Around 25 million adult Americans (with a significant majority being women) suffer from a form of incontinence. According to the same source, it affects at least 200 million people worldwide, making it a quite common problem. So, how does it remain a condition people are too ashamed or embarrassed to talk about? Bear in mind that, due to these sentiments, many people never make it to the doctor, so the numbers are probably much higher.
Because society still treats it as a taboo subject, it can significantly affect one’s physical and mental well-being. As it’s usually caused by another condition (e.g., pregnancy, giving birth, prostatectomies), people simply focus on the main problem, counting that the unpleasant side effects will disappear.
Sometimes it does. But there are still other ways to treat it.
Below, we dive into the topic of struggling with incontinence. After consulting HomeTouch and other care experts, we have prepared this article to help you learn how to treat UI and stop it from affecting your mental health.
Table of Contents
Urinary Incontinence Explained
Urinary incontinence is also known as urinary leakage or urinary control issues.
Urinary leaks can be caused by physical (e.g., prostatectomies), childbirth-related (e.g., vaginal childbirth), and psychological factors (e.g., stress, anxiety).
The most common form of UI is stress incontinence, which happens when there is an increase in abdominal pressure (e.g., coughing, sneezing, laughing, exercising, lifting heavy objects) or other forms of physical pressure (e.g., sexual intercourse). This causes the muscles surrounding the bladder to weaken, making it harder to control the urine flow.
Women are more prone to developing urinary incontinence than men.
How Can You Treat It?
G gynecologists usually recommend Kegel exercises for treating stress, urinary incontinence, and urinary leakage. They can help relax your pelvic floor muscles and strengthen them, which will support the bladder.
Just clench your pelvic muscles (as if you were holding back pee) for 3 seconds and then release for 3 seconds. Try doing 10-15 repetitions per day and gradually work your way up to 40-50.
Biofeedback therapy uses technology to monitor your body’s anxiety levels and bodily functions. It helps increase awareness of how your body works, which results in better control over it. This is very helpful for managing stress urinary incontinence caused by OAB (overactive bladder) and other similar conditions. According to some studies, biofeedback therapy can even improve those who suffer from chronic UI.
Diet and Lifestyle Changes
Making lifestyle changes, including a healthier diet and exercising regularly, can significantly reduce UTI symptoms. Try avoiding alcohol, caffeine, sugar, and salt while consuming plenty of water (at least eight glasses per day) and fruits and vegetables (4-5 servings per day). Regular exercise should also become part of your life if you want to prevent UI – try 30 minutes of moderate exercise 5 times per week (you can start slow if you’re not used to exercising regularly). This will help strengthen your pelvic muscles and improve their function – resulting in less incontinence leakage.

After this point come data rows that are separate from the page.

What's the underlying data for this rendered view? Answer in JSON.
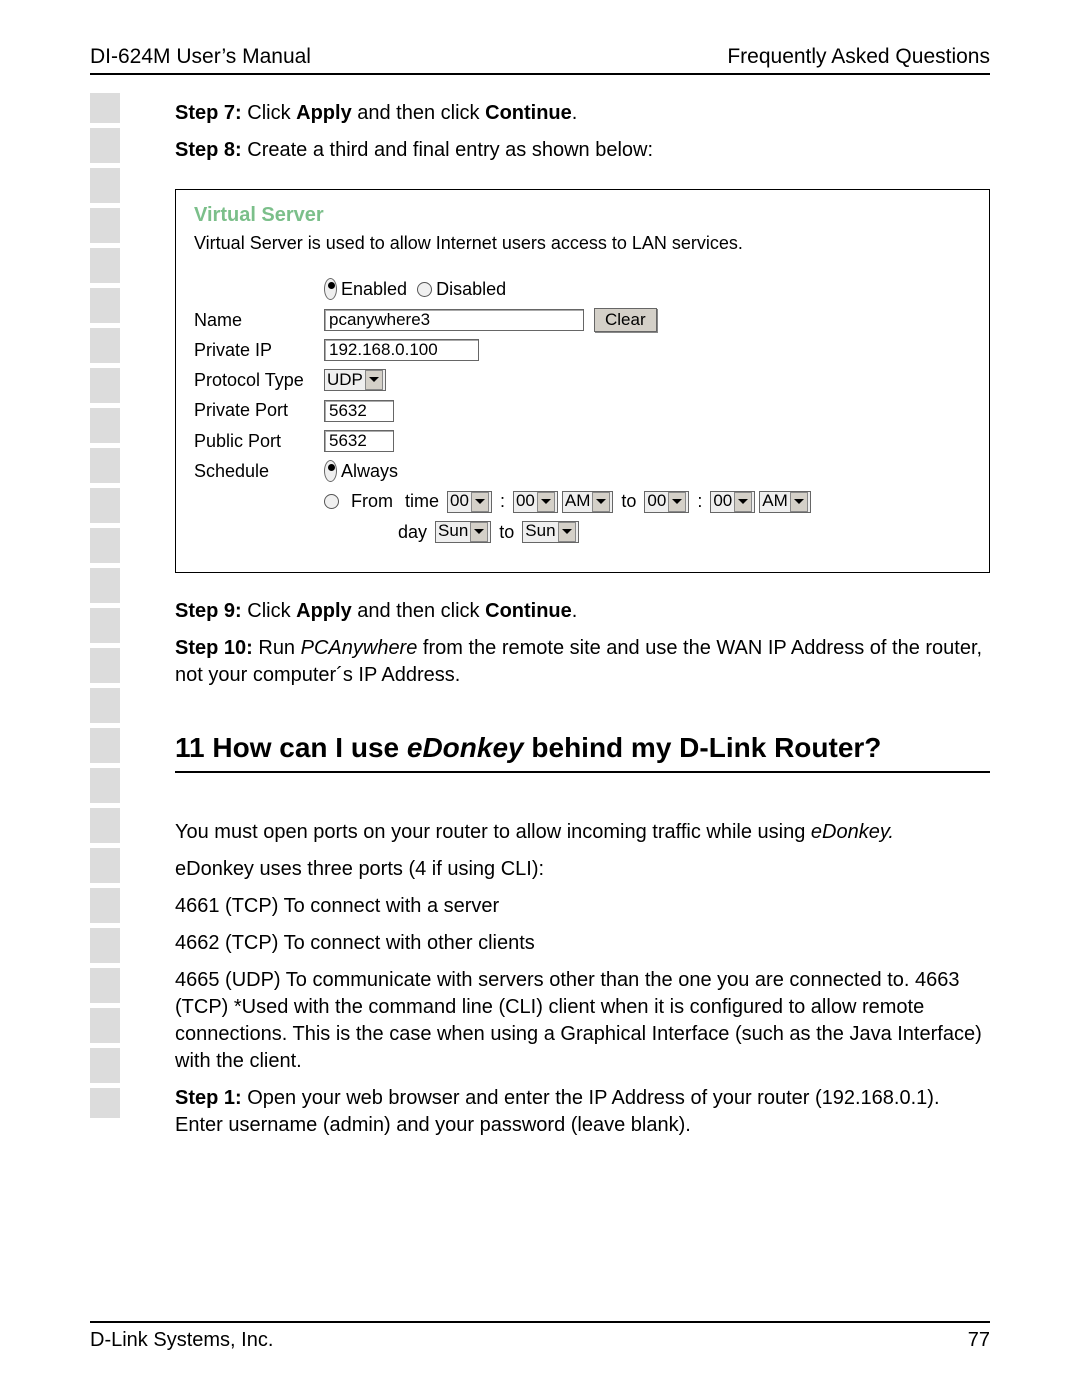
{
  "header": {
    "left": "DI-624M User’s Manual",
    "right": "Frequently Asked Questions"
  },
  "steps_a": {
    "s7_label": "Step 7:",
    "s7_text": " Click ",
    "s7_apply": "Apply",
    "s7_and": " and then click ",
    "s7_cont": "Continue",
    "s7_end": ".",
    "s8_label": "Step 8:",
    "s8_text": " Create a third and final entry as shown below:"
  },
  "vs": {
    "title": "Virtual Server",
    "desc": "Virtual Server is used to allow Internet users access to LAN services.",
    "enabled": "Enabled",
    "disabled": "Disabled",
    "name_label": "Name",
    "name_value": "pcanywhere3",
    "clear": "Clear",
    "pip_label": "Private IP",
    "pip_value": "192.168.0.100",
    "ptype_label": "Protocol Type",
    "ptype_value": "UDP",
    "pport_label": "Private Port",
    "pport_value": "5632",
    "pubport_label": "Public Port",
    "pubport_value": "5632",
    "sched_label": "Schedule",
    "always": "Always",
    "from": "From",
    "time": "time",
    "to": "to",
    "day": "day",
    "hh1": "00",
    "mm1": "00",
    "ap1": "AM",
    "hh2": "00",
    "mm2": "00",
    "ap2": "AM",
    "day1": "Sun",
    "day2": "Sun"
  },
  "steps_b": {
    "s9_label": "Step 9:",
    "s9_text": " Click ",
    "s9_apply": "Apply",
    "s9_and": " and then click ",
    "s9_cont": "Continue",
    "s9_end": ".",
    "s10_label": "Step 10:",
    "s10_a": " Run ",
    "s10_pca": "PCAnywhere",
    "s10_b": " from the remote site and use the WAN IP Address of the router, not your computer´s IP Address."
  },
  "q": {
    "num": "11",
    "a": " How can I use ",
    "ed": "eDonkey",
    "b": " behind my D-Link Router?"
  },
  "body": {
    "p1a": "You must open ports on your router to allow incoming traffic while using ",
    "p1b": "eDonkey.",
    "p2": "eDonkey uses three ports (4 if using CLI):",
    "p3": "4661 (TCP) To connect with a server",
    "p4": "4662 (TCP) To connect with other clients",
    "p5": "4665 (UDP) To communicate with servers other than the one you are connected to. 4663 (TCP) *Used with the command line (CLI) client when it is configured to allow remote connections. This is the case when using a Graphical Interface (such as the Java Interface) with the client.",
    "s1_label": "Step 1:",
    "s1_text": " Open your web browser and enter the IP Address of your router (192.168.0.1). Enter username (admin) and your password (leave blank)."
  },
  "footer": {
    "left": "D-Link Systems, Inc.",
    "right": "77"
  }
}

If you want to try medication, talk to your doctor. There are many medicines out there, so it’s vital to get a prescription that suits your specific condition. Drugs can be prescribed by a urologist or a gynecologist, depending on the cause of the incontinence. They are usually taken orally, but sometimes they can be administered as enemas (for those who suffer from fecal incontinence).
How Does UI Affect Your Mental Health And What To Do About It?
Even though incontinence is prevalent, it is still widely regarded as a taboo. It significantly affects your life quality (both physical and mental), lowering your confidence, preventing you from enjoying every day as you never know how your body will react.
Many people don’t talk about it, mainly because they are embarrassed. Some don’t even want to discuss it with their doctor, afraid to risk feeling humiliated in front of a healthcare provider.
Struggling with UI can also affect your sex life. As pelvic muscles have to be relaxed during intercourse, stress urinary incontinence can make sex painful and uncomfortable for both partners. As a result, you might become insecure about your body, leading to a range of insecurities and mental health issues.
Dealing with UI can be challenging and stressful, but there are ways to prevent it from affecting your mental well-being. It’s up to you to decide whether you want to go for a more traditional approach (e.g., Kegel exercises) or try more advanced methods (e.g., biofeedback therapy). Either way, you’ll need to see a professional who will be able to recommend the best treatment option based on your specific case.
As you can see, UI is quite common – if it’s not you, then it’s likely someone close to you. And even though there are multiple ways to treat it, there’s a lot of shame and embarrassment that goes along with it – which shouldn’t be the case.
If you struggle with incontinence, don’t hesitate to speak to a doctor – that’s the best way to get treatment for this condition. You might also take matters into your own hands and try some natural ways of dealing with UI. However, we always recommend consulting with a professional to rule out other health issues.
Featured Image by AndPan614 from Pixabay